The data:
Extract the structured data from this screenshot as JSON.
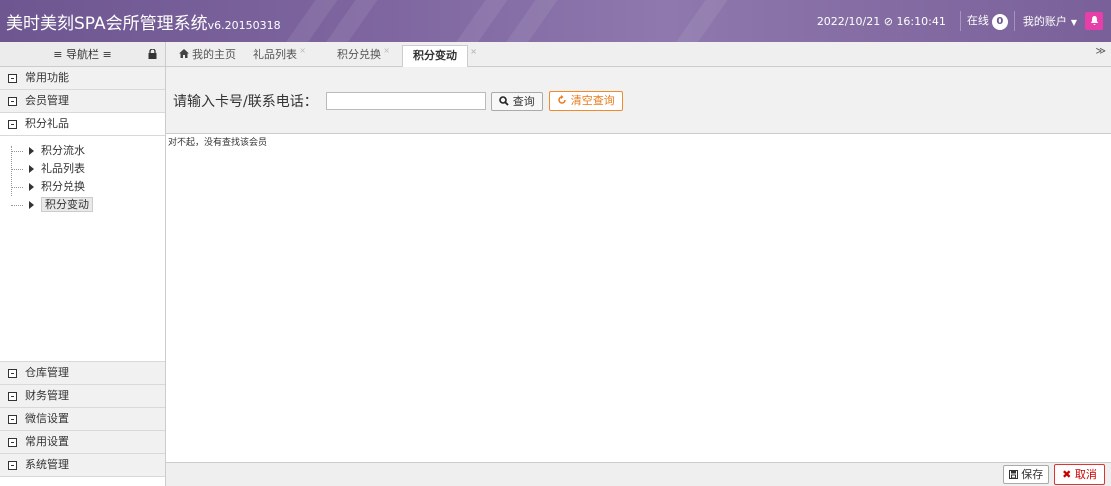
{
  "header": {
    "title": "美时美刻SPA会所管理系统",
    "version": "v6.20150318",
    "datetime_date": "2022/10/21",
    "datetime_time": "16:10:41",
    "online_label": "在线",
    "online_count": "0",
    "account_label": "我的账户"
  },
  "sidebar": {
    "nav_title": "≡ 导航栏 ≡",
    "sections": {
      "common": "常用功能",
      "members": "会员管理",
      "points": "积分礼品",
      "warehouse": "仓库管理",
      "finance": "财务管理",
      "wechat": "微信设置",
      "settings": "常用设置",
      "system": "系统管理"
    },
    "points_items": [
      "积分流水",
      "礼品列表",
      "积分兑换",
      "积分变动"
    ]
  },
  "tabs": {
    "home": "我的主页",
    "gifts": "礼品列表",
    "exchange": "积分兑换",
    "change": "积分变动",
    "close": "×",
    "more": "≫"
  },
  "search": {
    "label": "请输入卡号/联系电话：",
    "value": "",
    "query_button": "查询",
    "clear_button": "清空查询"
  },
  "content": {
    "message": "对不起，没有查找该会员"
  },
  "footer": {
    "save_button": "保存",
    "cancel_button": "取消"
  },
  "colors": {
    "header_bg": "#7f66a0",
    "clear_btn": "#f08a2b",
    "cancel_btn": "#dd3333",
    "bell_bg": "#e63fa8"
  }
}
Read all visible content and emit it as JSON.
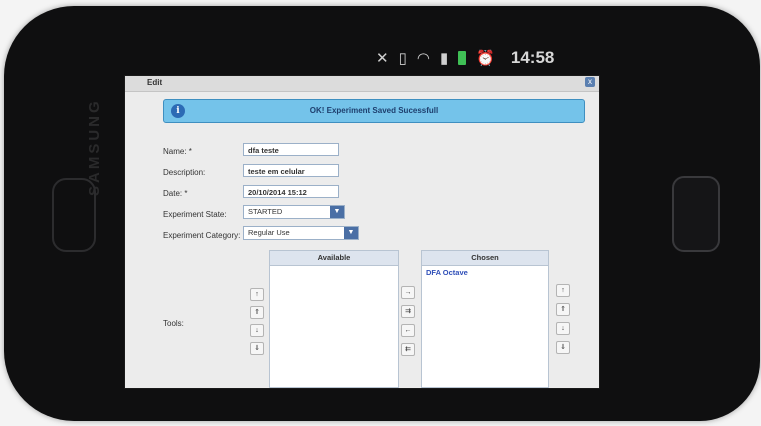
{
  "device": {
    "brand": "SAMSUNG"
  },
  "status_bar": {
    "icons": [
      "mute-icon",
      "vibrate-icon",
      "wifi-icon",
      "signal-icon",
      "battery-icon",
      "alarm-icon"
    ],
    "time": "14:58"
  },
  "dialog": {
    "title": "Edit",
    "close_label": "x"
  },
  "notice": {
    "icon": "i",
    "text": "OK! Experiment Saved Sucessfull"
  },
  "form": {
    "name_label": "Name: *",
    "name_value": "dfa teste",
    "description_label": "Description:",
    "description_value": "teste em celular",
    "date_label": "Date: *",
    "date_value": "20/10/2014 15:12",
    "state_label": "Experiment State:",
    "state_value": "STARTED",
    "category_label": "Experiment Category:",
    "category_value": "Regular Use",
    "tools_label": "Tools:"
  },
  "picklist": {
    "available_header": "Available",
    "chosen_header": "Chosen",
    "chosen_items": [
      "DFA Octave"
    ],
    "move_buttons": [
      "→",
      "⇉",
      "←",
      "⇇"
    ],
    "left_order_buttons": [
      "↑",
      "⇑",
      "↓",
      "⇓"
    ],
    "right_order_buttons": [
      "↑",
      "⇑",
      "↓",
      "⇓"
    ]
  },
  "colors": {
    "notice_bg": "#74c3ea",
    "chosen_text": "#2f4fb8",
    "select_arrow": "#4a6fa5"
  }
}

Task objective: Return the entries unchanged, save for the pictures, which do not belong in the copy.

Result of this exercise:
Extract the structured data from this screenshot as JSON.
{
  "header": {
    "title": "美时美刻SPA会所管理系统",
    "version": "v6.20150318",
    "datetime_date": "2022/10/21",
    "datetime_time": "16:10:41",
    "online_label": "在线",
    "online_count": "0",
    "account_label": "我的账户"
  },
  "sidebar": {
    "nav_title": "≡ 导航栏 ≡",
    "sections": {
      "common": "常用功能",
      "members": "会员管理",
      "points": "积分礼品",
      "warehouse": "仓库管理",
      "finance": "财务管理",
      "wechat": "微信设置",
      "settings": "常用设置",
      "system": "系统管理"
    },
    "points_items": [
      "积分流水",
      "礼品列表",
      "积分兑换",
      "积分变动"
    ]
  },
  "tabs": {
    "home": "我的主页",
    "gifts": "礼品列表",
    "exchange": "积分兑换",
    "change": "积分变动",
    "close": "×",
    "more": "≫"
  },
  "search": {
    "label": "请输入卡号/联系电话：",
    "value": "",
    "query_button": "查询",
    "clear_button": "清空查询"
  },
  "content": {
    "message": "对不起，没有查找该会员"
  },
  "footer": {
    "save_button": "保存",
    "cancel_button": "取消"
  },
  "colors": {
    "header_bg": "#7f66a0",
    "clear_btn": "#f08a2b",
    "cancel_btn": "#dd3333",
    "bell_bg": "#e63fa8"
  }
}
Read all visible content and emit it as JSON.
{
  "device": {
    "brand": "SAMSUNG"
  },
  "status_bar": {
    "icons": [
      "mute-icon",
      "vibrate-icon",
      "wifi-icon",
      "signal-icon",
      "battery-icon",
      "alarm-icon"
    ],
    "time": "14:58"
  },
  "dialog": {
    "title": "Edit",
    "close_label": "x"
  },
  "notice": {
    "icon": "i",
    "text": "OK! Experiment Saved Sucessfull"
  },
  "form": {
    "name_label": "Name: *",
    "name_value": "dfa teste",
    "description_label": "Description:",
    "description_value": "teste em celular",
    "date_label": "Date: *",
    "date_value": "20/10/2014 15:12",
    "state_label": "Experiment State:",
    "state_value": "STARTED",
    "category_label": "Experiment Category:",
    "category_value": "Regular Use",
    "tools_label": "Tools:"
  },
  "picklist": {
    "available_header": "Available",
    "chosen_header": "Chosen",
    "chosen_items": [
      "DFA Octave"
    ],
    "move_buttons": [
      "→",
      "⇉",
      "←",
      "⇇"
    ],
    "left_order_buttons": [
      "↑",
      "⇑",
      "↓",
      "⇓"
    ],
    "right_order_buttons": [
      "↑",
      "⇑",
      "↓",
      "⇓"
    ]
  },
  "colors": {
    "notice_bg": "#74c3ea",
    "chosen_text": "#2f4fb8",
    "select_arrow": "#4a6fa5"
  }
}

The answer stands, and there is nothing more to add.